Until recently, SMBs and other smaller industries in the UK have either avoided the use of dubious technology or have fallen prey to substandard signature applications that simply copy-pasted images insensitive documentation, with virtually no security.
What is an electronic signature, and what are the types?
Electronic signatures provide users a way to sign documents in the online world, much like one signs a document with a pen in the offline world. Electronic signatures come in many forms:
- An electronic representation of a handwritten signature
- A unique representation of characters
- A digital representation of characteristics, for example, fingerprint or retina scan
- A signature created cryptographically
An electronic signature is defined as data in electronic form which is attached to or logically associated with other data in electronic form and which is used by the signatory to sign in Article 3.10 of the eIDAS Regulations 2016.

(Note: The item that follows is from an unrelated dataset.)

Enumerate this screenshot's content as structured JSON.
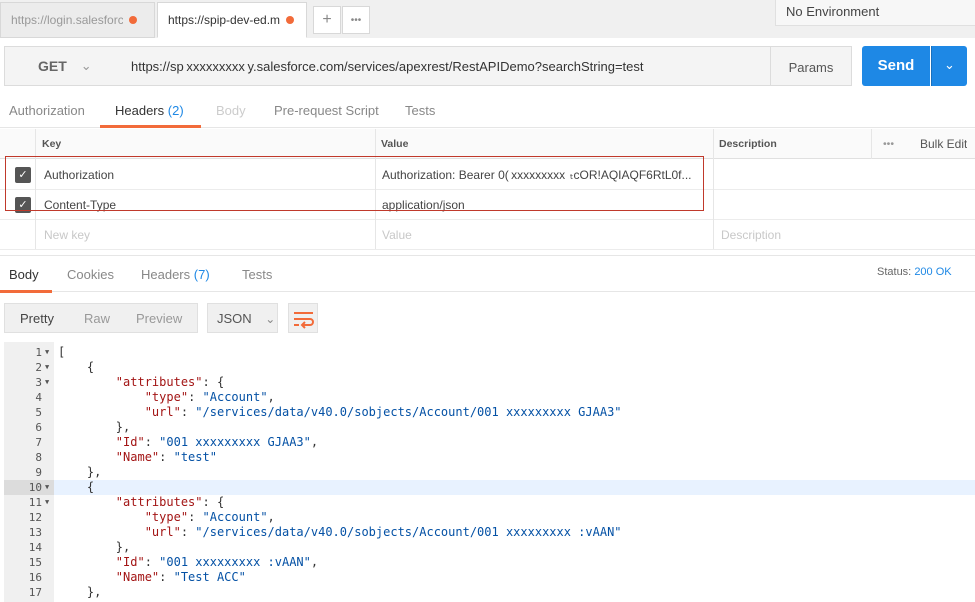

Electronic signatures can be divided into three types:
- Simple electronic signatures – these include scanned signatures and tickbox plus declarations. In the UK, eIDAS recognizes the other two types of electronic signatures produced using public-key cryptography:

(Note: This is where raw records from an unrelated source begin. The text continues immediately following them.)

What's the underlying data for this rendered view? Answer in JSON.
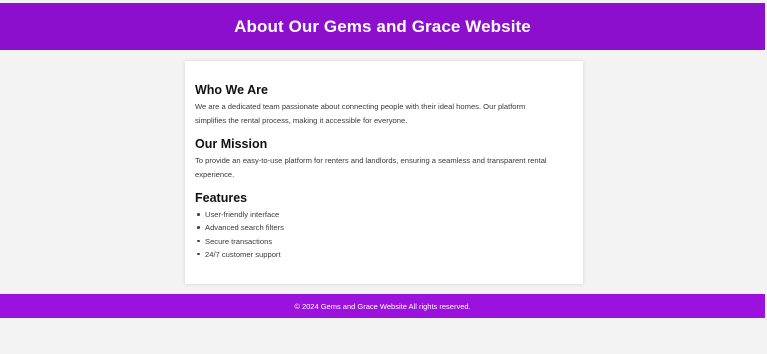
{
  "header": {
    "title": "About Our Gems and Grace Website"
  },
  "sections": [
    {
      "title": "Who We Are",
      "text": "We are a dedicated team passionate about connecting people with their ideal homes. Our platform simplifies the rental process, making it accessible for everyone."
    },
    {
      "title": "Our Mission",
      "text": "To provide an easy-to-use platform for renters and landlords, ensuring a seamless and transparent rental experience."
    },
    {
      "title": "Features",
      "items": [
        "User-friendly interface",
        "Advanced search filters",
        "Secure transactions",
        "24/7 customer support"
      ]
    }
  ],
  "footer": {
    "text": "© 2024 Gems and Grace Website All rights reserved."
  },
  "colors": {
    "header_bg": "#8b0fcc",
    "footer_bg": "#9b12de",
    "page_bg": "#f3f3f3",
    "card_bg": "#ffffff"
  }
}
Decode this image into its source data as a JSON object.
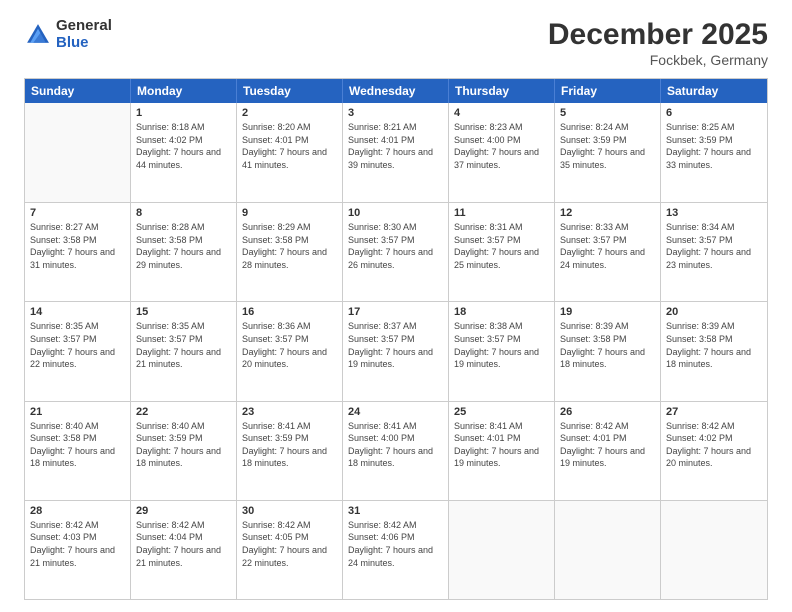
{
  "logo": {
    "general": "General",
    "blue": "Blue"
  },
  "header": {
    "month": "December 2025",
    "location": "Fockbek, Germany"
  },
  "weekdays": [
    "Sunday",
    "Monday",
    "Tuesday",
    "Wednesday",
    "Thursday",
    "Friday",
    "Saturday"
  ],
  "rows": [
    [
      {
        "day": "",
        "empty": true
      },
      {
        "day": "1",
        "sunrise": "Sunrise: 8:18 AM",
        "sunset": "Sunset: 4:02 PM",
        "daylight": "Daylight: 7 hours and 44 minutes."
      },
      {
        "day": "2",
        "sunrise": "Sunrise: 8:20 AM",
        "sunset": "Sunset: 4:01 PM",
        "daylight": "Daylight: 7 hours and 41 minutes."
      },
      {
        "day": "3",
        "sunrise": "Sunrise: 8:21 AM",
        "sunset": "Sunset: 4:01 PM",
        "daylight": "Daylight: 7 hours and 39 minutes."
      },
      {
        "day": "4",
        "sunrise": "Sunrise: 8:23 AM",
        "sunset": "Sunset: 4:00 PM",
        "daylight": "Daylight: 7 hours and 37 minutes."
      },
      {
        "day": "5",
        "sunrise": "Sunrise: 8:24 AM",
        "sunset": "Sunset: 3:59 PM",
        "daylight": "Daylight: 7 hours and 35 minutes."
      },
      {
        "day": "6",
        "sunrise": "Sunrise: 8:25 AM",
        "sunset": "Sunset: 3:59 PM",
        "daylight": "Daylight: 7 hours and 33 minutes."
      }
    ],
    [
      {
        "day": "7",
        "sunrise": "Sunrise: 8:27 AM",
        "sunset": "Sunset: 3:58 PM",
        "daylight": "Daylight: 7 hours and 31 minutes."
      },
      {
        "day": "8",
        "sunrise": "Sunrise: 8:28 AM",
        "sunset": "Sunset: 3:58 PM",
        "daylight": "Daylight: 7 hours and 29 minutes."
      },
      {
        "day": "9",
        "sunrise": "Sunrise: 8:29 AM",
        "sunset": "Sunset: 3:58 PM",
        "daylight": "Daylight: 7 hours and 28 minutes."
      },
      {
        "day": "10",
        "sunrise": "Sunrise: 8:30 AM",
        "sunset": "Sunset: 3:57 PM",
        "daylight": "Daylight: 7 hours and 26 minutes."
      },
      {
        "day": "11",
        "sunrise": "Sunrise: 8:31 AM",
        "sunset": "Sunset: 3:57 PM",
        "daylight": "Daylight: 7 hours and 25 minutes."
      },
      {
        "day": "12",
        "sunrise": "Sunrise: 8:33 AM",
        "sunset": "Sunset: 3:57 PM",
        "daylight": "Daylight: 7 hours and 24 minutes."
      },
      {
        "day": "13",
        "sunrise": "Sunrise: 8:34 AM",
        "sunset": "Sunset: 3:57 PM",
        "daylight": "Daylight: 7 hours and 23 minutes."
      }
    ],
    [
      {
        "day": "14",
        "sunrise": "Sunrise: 8:35 AM",
        "sunset": "Sunset: 3:57 PM",
        "daylight": "Daylight: 7 hours and 22 minutes."
      },
      {
        "day": "15",
        "sunrise": "Sunrise: 8:35 AM",
        "sunset": "Sunset: 3:57 PM",
        "daylight": "Daylight: 7 hours and 21 minutes."
      },
      {
        "day": "16",
        "sunrise": "Sunrise: 8:36 AM",
        "sunset": "Sunset: 3:57 PM",
        "daylight": "Daylight: 7 hours and 20 minutes."
      },
      {
        "day": "17",
        "sunrise": "Sunrise: 8:37 AM",
        "sunset": "Sunset: 3:57 PM",
        "daylight": "Daylight: 7 hours and 19 minutes."
      },
      {
        "day": "18",
        "sunrise": "Sunrise: 8:38 AM",
        "sunset": "Sunset: 3:57 PM",
        "daylight": "Daylight: 7 hours and 19 minutes."
      },
      {
        "day": "19",
        "sunrise": "Sunrise: 8:39 AM",
        "sunset": "Sunset: 3:58 PM",
        "daylight": "Daylight: 7 hours and 18 minutes."
      },
      {
        "day": "20",
        "sunrise": "Sunrise: 8:39 AM",
        "sunset": "Sunset: 3:58 PM",
        "daylight": "Daylight: 7 hours and 18 minutes."
      }
    ],
    [
      {
        "day": "21",
        "sunrise": "Sunrise: 8:40 AM",
        "sunset": "Sunset: 3:58 PM",
        "daylight": "Daylight: 7 hours and 18 minutes."
      },
      {
        "day": "22",
        "sunrise": "Sunrise: 8:40 AM",
        "sunset": "Sunset: 3:59 PM",
        "daylight": "Daylight: 7 hours and 18 minutes."
      },
      {
        "day": "23",
        "sunrise": "Sunrise: 8:41 AM",
        "sunset": "Sunset: 3:59 PM",
        "daylight": "Daylight: 7 hours and 18 minutes."
      },
      {
        "day": "24",
        "sunrise": "Sunrise: 8:41 AM",
        "sunset": "Sunset: 4:00 PM",
        "daylight": "Daylight: 7 hours and 18 minutes."
      },
      {
        "day": "25",
        "sunrise": "Sunrise: 8:41 AM",
        "sunset": "Sunset: 4:01 PM",
        "daylight": "Daylight: 7 hours and 19 minutes."
      },
      {
        "day": "26",
        "sunrise": "Sunrise: 8:42 AM",
        "sunset": "Sunset: 4:01 PM",
        "daylight": "Daylight: 7 hours and 19 minutes."
      },
      {
        "day": "27",
        "sunrise": "Sunrise: 8:42 AM",
        "sunset": "Sunset: 4:02 PM",
        "daylight": "Daylight: 7 hours and 20 minutes."
      }
    ],
    [
      {
        "day": "28",
        "sunrise": "Sunrise: 8:42 AM",
        "sunset": "Sunset: 4:03 PM",
        "daylight": "Daylight: 7 hours and 21 minutes."
      },
      {
        "day": "29",
        "sunrise": "Sunrise: 8:42 AM",
        "sunset": "Sunset: 4:04 PM",
        "daylight": "Daylight: 7 hours and 21 minutes."
      },
      {
        "day": "30",
        "sunrise": "Sunrise: 8:42 AM",
        "sunset": "Sunset: 4:05 PM",
        "daylight": "Daylight: 7 hours and 22 minutes."
      },
      {
        "day": "31",
        "sunrise": "Sunrise: 8:42 AM",
        "sunset": "Sunset: 4:06 PM",
        "daylight": "Daylight: 7 hours and 24 minutes."
      },
      {
        "day": "",
        "empty": true
      },
      {
        "day": "",
        "empty": true
      },
      {
        "day": "",
        "empty": true
      }
    ]
  ]
}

- Advanced Electronic Signatures (AdES) – uniquely linked to and capable of identifying the signatory, and are linked to data within the signature that can detect any changes made. It is created using electronic signature creation data that the signatory can use under his or her sole control, with a high level of confidence.

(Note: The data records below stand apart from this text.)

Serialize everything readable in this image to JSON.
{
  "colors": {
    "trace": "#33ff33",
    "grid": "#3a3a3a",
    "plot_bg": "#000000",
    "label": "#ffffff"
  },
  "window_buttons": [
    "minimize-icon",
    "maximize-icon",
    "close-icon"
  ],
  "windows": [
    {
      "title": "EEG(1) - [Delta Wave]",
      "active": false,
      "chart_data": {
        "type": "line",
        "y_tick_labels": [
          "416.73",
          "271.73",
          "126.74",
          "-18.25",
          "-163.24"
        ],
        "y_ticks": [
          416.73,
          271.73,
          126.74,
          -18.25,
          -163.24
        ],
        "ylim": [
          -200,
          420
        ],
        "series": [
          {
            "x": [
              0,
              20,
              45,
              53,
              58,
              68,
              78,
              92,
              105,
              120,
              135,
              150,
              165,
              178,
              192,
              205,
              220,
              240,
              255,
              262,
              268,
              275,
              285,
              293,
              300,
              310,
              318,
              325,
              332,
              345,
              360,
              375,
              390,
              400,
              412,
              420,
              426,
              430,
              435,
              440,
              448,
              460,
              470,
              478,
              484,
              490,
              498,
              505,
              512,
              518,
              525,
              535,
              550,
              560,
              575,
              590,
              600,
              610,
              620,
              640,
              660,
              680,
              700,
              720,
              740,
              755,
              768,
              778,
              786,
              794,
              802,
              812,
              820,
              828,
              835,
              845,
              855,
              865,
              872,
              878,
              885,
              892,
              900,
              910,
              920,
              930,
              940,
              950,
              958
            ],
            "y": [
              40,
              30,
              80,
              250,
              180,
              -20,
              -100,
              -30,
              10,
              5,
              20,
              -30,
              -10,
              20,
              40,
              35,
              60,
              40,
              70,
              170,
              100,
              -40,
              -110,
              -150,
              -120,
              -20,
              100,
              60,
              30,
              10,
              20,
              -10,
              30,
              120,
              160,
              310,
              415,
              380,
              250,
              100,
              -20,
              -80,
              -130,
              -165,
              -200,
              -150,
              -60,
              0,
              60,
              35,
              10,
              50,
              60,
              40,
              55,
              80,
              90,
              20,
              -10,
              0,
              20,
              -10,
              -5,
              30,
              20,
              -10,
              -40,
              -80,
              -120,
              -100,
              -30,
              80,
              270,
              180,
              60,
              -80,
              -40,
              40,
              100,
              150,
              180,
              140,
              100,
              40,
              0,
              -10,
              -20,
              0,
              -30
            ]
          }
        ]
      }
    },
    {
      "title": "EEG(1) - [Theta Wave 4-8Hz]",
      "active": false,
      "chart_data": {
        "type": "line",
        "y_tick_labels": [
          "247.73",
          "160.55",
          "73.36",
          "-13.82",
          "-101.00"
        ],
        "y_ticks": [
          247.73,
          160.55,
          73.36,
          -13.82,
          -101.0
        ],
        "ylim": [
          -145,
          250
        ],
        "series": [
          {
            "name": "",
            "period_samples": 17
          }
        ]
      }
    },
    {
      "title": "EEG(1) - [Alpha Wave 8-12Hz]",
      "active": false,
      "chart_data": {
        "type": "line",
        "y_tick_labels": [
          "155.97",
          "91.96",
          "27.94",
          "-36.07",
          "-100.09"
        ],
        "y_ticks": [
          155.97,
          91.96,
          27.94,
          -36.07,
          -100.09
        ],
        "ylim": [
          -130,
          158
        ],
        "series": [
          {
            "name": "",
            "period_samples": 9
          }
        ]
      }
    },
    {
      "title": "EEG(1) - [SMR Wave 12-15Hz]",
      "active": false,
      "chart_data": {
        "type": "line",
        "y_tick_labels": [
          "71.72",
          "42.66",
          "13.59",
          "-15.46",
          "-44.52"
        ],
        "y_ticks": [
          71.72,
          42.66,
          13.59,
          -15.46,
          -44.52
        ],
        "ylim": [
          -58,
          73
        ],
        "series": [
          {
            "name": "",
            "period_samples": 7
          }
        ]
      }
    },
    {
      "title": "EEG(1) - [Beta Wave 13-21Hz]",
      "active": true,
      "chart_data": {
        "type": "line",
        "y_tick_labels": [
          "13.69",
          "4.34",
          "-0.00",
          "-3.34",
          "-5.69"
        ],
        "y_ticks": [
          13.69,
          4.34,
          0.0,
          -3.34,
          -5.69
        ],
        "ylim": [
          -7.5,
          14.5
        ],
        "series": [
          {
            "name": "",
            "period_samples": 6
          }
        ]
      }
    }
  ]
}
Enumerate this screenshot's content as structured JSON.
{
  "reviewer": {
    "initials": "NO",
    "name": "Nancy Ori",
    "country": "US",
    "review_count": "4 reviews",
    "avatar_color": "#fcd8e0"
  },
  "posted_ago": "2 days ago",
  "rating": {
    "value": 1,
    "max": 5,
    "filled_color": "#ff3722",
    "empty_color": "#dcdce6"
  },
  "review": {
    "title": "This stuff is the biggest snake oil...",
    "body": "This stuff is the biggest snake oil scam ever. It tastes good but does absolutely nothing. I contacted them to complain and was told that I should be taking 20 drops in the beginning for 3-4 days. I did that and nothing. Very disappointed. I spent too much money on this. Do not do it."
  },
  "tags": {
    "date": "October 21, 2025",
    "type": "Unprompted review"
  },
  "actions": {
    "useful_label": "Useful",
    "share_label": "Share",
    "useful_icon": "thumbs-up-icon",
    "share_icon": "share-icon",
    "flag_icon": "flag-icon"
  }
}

- Qualified Electronic Signatures (QES) - an advanced electronic signature that is created by a Qualified Electronic Signature Creation Device (QSCD), based on a qualified certificate.
Also Read : Blockchain - The Future of Digital Signatures
Background and History of Electronic Signatures in the UK
Regulation (EU) No 910/2014 of the European Parliament and of the Council of 23 July 2014 on electronic identification and trust services commonly known as eIDAS (electronic IDentification, Authentication and trust Services) provides the legal framework for electronic signatures in the EU by defining and regulating electronic signatures, including the QES, which offers the highest degree of security for electronic signatures. Following the UK’s withdrawal from the EU, the eIDAS Regulation was adopted into UK law and amended by The Electronic Identification and Trust Services for Electronic Transactions. In addition, the existing UK trust services legislation, The Electronic Identification and Trust Services for Electronic Transactions Regulation 2016 was also amended. Together, these regulations are referred to in this guidance as the UK eIDAS Regulations and are tailored for use in the UK.
Compliance and Security
Electronic signatures are only as secure as the business processes and technology used to create them. High-value transactions need high-quality electronic signatures. Any electronic signature platform that you employ for your business must have the following features:
- Full legal compliance to Regulations of relevant countries
- Robust audit trails for tracking and detecting any changes on your document
- Global acceptance and compliance
- Enhanced security and privacy
DrySign, an electronic signature platform benefiting from decades of experience in business process automation and digital transformation, is an ideal combination of all the above features and many more. Here is why DrySign is a reliable and secure electronic signature service partner for your business.
- DrySign is a legally binding electronic signature solution that is fully compliant with the UK eIDAS Regulations.
- DrySign is a secure solution that puts users to rest about the safety and privacy of their sensitive documents.
- A powerful and comprehensive audit trail allows DrySign users to track every document, every entry, and every change made on their document if being used by multiple signatories.
In summary, to ensure that your crucial paperwork is always safeguarded, it is vital to identify an electronic signature software that guarantees protection and abides by the laws of the country of use as well as global digital security laws.
Find out everything you need to know about DrySign, Exela’s proprietary electronic signature platform, and make the switch to easy, fast, and secure documentation today!